:: Exercise prompt ::
The records below need to be set down again exactly; their images stay out.

:: Records for this task ::
• • • •
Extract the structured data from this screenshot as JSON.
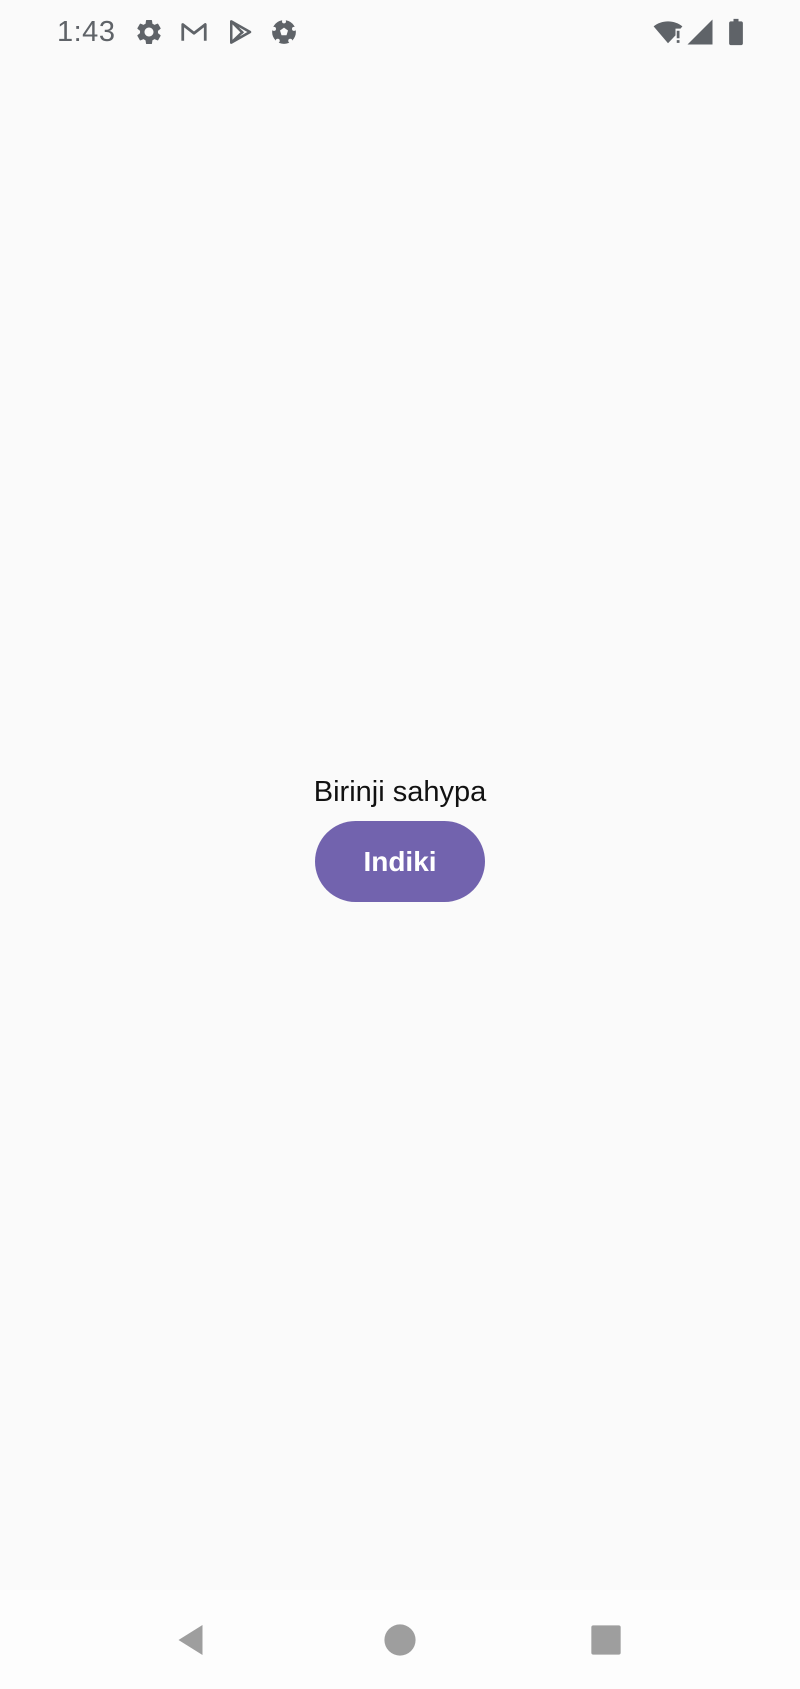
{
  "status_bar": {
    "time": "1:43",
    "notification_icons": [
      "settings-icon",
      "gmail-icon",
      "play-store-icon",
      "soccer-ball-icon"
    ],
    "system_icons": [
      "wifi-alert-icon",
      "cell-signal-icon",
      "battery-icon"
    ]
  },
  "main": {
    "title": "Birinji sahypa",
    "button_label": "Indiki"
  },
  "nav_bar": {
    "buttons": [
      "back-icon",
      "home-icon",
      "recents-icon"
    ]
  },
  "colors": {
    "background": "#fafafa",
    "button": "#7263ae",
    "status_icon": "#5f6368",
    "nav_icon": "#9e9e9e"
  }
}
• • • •
:: Result of this task ::
Extract the structured data from this screenshot as JSON.
{
  "status_bar": {
    "time": "1:43",
    "notification_icons": [
      "settings-icon",
      "gmail-icon",
      "play-store-icon",
      "soccer-ball-icon"
    ],
    "system_icons": [
      "wifi-alert-icon",
      "cell-signal-icon",
      "battery-icon"
    ]
  },
  "main": {
    "title": "Birinji sahypa",
    "button_label": "Indiki"
  },
  "nav_bar": {
    "buttons": [
      "back-icon",
      "home-icon",
      "recents-icon"
    ]
  },
  "colors": {
    "background": "#fafafa",
    "button": "#7263ae",
    "status_icon": "#5f6368",
    "nav_icon": "#9e9e9e"
  }
}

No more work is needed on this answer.